Target shares were down 1.2% to $62.56 in afternoon trading.
For Target customers who had their information stolen, the incident has meant hours spent speaking with banking customer service representatives, having to close accounts, be issued new credit and debit cards - and updating online accounts with the new information - and file identity theft reports.
Karen Raper, 46, from Lula, Ga., spent two hours talking to her bank on Christmas Eve after it notified her of suspicious activity showing up on her account from Ohio. Raper had shopped at Target on Black Friday, buying a camera for her daughter. Fifth Third Bank closed her account, will refund her the $300 that was charged and issue her a new card. But Raper says she's reluctant to head back to Target.
Kim Thompson, 39, says the situation makes her "angry, frustrated and concerned." Thompson, from Memphis, used her debit card to purchase groceries at Target at the beginning of December. She says she'll continue to shop there because it's convenient, but that she'll only use cash.
"This is a lesson to just sort of all of us to be constantly monitoring your accounts for unauthorized transactions," McBride says. "Because you have no liability as long as you report that to your financial institution."
Others are put off by a seeming lack of communication from Target. Those interviewed by USA TODAY say the first time they heard their information was compromised was, in most cases, from their bank, not the retailer.
"If Target does anything, it just seems like I have to either look it up or hear about it second hand," says Jackie Chavez, 40.
Chavez, from El Paso, shopped at Target on Black Friday and found out after Christmas from her bank that there was suspicious activity on her account.
Target emailed customers it thought were affected, and for whom it had email addresses, in the days after the breach was first announced Dec. 19. Snyder says that amounted to "millions of emails." It will do the same for the additional customers it's now found to be involved. The company also created a dedicated page on its website for the data breach, including resources about identity theft and credit reports.
The most recent announcement about the breach comes amid news of an unsuccessful holiday season for retailers and follows other disappointments at Target. Target lowered its fourth quarter guidance Friday, expecting a comparable store sales decline of 2.5%. It previously said sales would be flat.
Target also revealed at the end of December that some gift cards sold during the holidays weren't fully activated, but that it would still honor the faulty cards.

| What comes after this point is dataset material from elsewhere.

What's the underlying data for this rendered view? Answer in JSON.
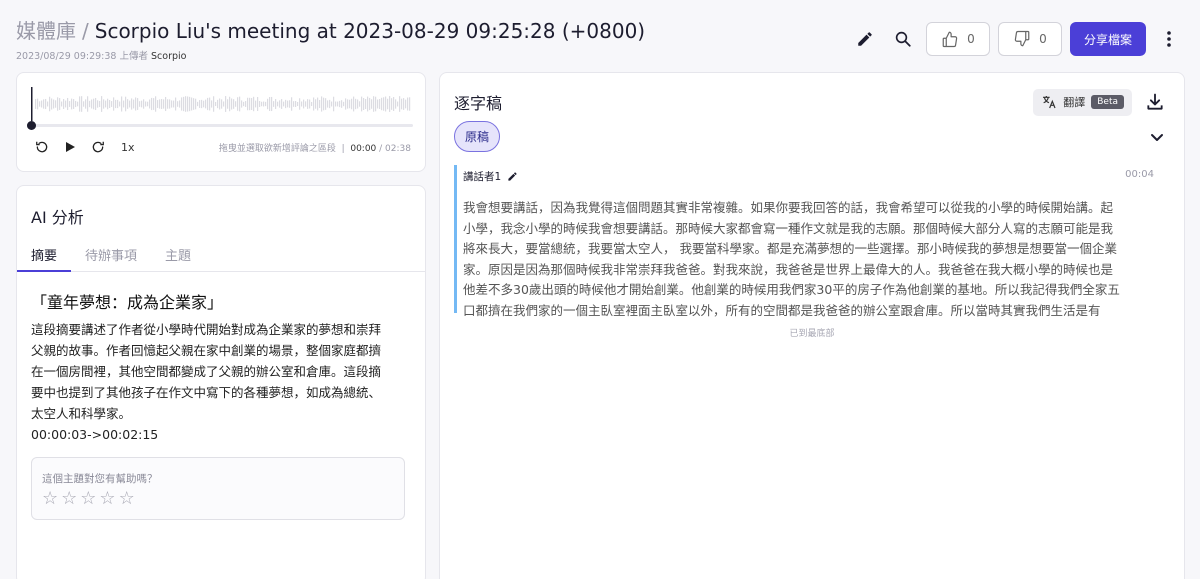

The retailer will close eight stores in May. The stores are in West Dundee, Ill.; Las Vegas, Nev.; North Las Vegas, Nev.; Duluth, Ga.; Memphis, Tenn.; Orange Park, Fla.; Middletown, Ohio; and Trotwood, Ohio.

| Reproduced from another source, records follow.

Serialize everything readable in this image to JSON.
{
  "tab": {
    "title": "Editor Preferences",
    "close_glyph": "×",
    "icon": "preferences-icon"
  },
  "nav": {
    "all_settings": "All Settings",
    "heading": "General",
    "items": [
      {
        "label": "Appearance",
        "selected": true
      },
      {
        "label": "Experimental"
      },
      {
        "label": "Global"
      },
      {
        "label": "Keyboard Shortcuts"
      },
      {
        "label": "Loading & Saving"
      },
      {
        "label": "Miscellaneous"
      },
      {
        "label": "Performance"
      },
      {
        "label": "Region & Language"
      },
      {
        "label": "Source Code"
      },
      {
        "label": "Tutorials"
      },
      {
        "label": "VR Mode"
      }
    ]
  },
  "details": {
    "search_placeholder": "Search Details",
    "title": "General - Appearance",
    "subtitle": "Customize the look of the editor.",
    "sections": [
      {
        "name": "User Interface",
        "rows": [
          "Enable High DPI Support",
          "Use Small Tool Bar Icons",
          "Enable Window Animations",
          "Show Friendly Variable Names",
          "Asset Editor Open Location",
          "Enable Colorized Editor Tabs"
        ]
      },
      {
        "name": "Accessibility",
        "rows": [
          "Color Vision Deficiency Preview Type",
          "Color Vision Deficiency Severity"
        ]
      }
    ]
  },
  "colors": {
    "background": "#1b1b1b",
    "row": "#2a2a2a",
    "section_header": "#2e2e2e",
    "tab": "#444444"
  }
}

"When your information is compromised, it puts you at greater risk of identity theft and other types of fraud," Cooper cautioned. "This is a wake up call to take action to protect yourself now," said North Carolina State Attorney General Roy Cooper
Here's some tips from North Carolina Department of Justice:
Target has said that it plans to offer a year of free credit monitoring and identity theft protection to anyone who shopped in Target stores in the United States. Cooper recommends that consumers take the following steps as well:
• Check your credit and debit card accounts and report suspicious charges to your bank or credit card company immediately. Also, request a new card with a different number and change any PINs or passwords for the affected account.
• Check your credit reports. Once criminals have your personal information, they may use it to open new accounts in your name. Everyone is allowed a free credit report per year from each of the three credit bureaus. Breach victims can also request a fraud alert from one of credit bureaus, and should consider a security freeze for maximum protection.
• Be on guard for calls, emails, texts or social media posts seeking your personal information or money. Scammers may pretend to be with your bank, utility, legitimate companies or government agencies, and if they already have some of your personal information they can seem more convincing. Do not fall for it.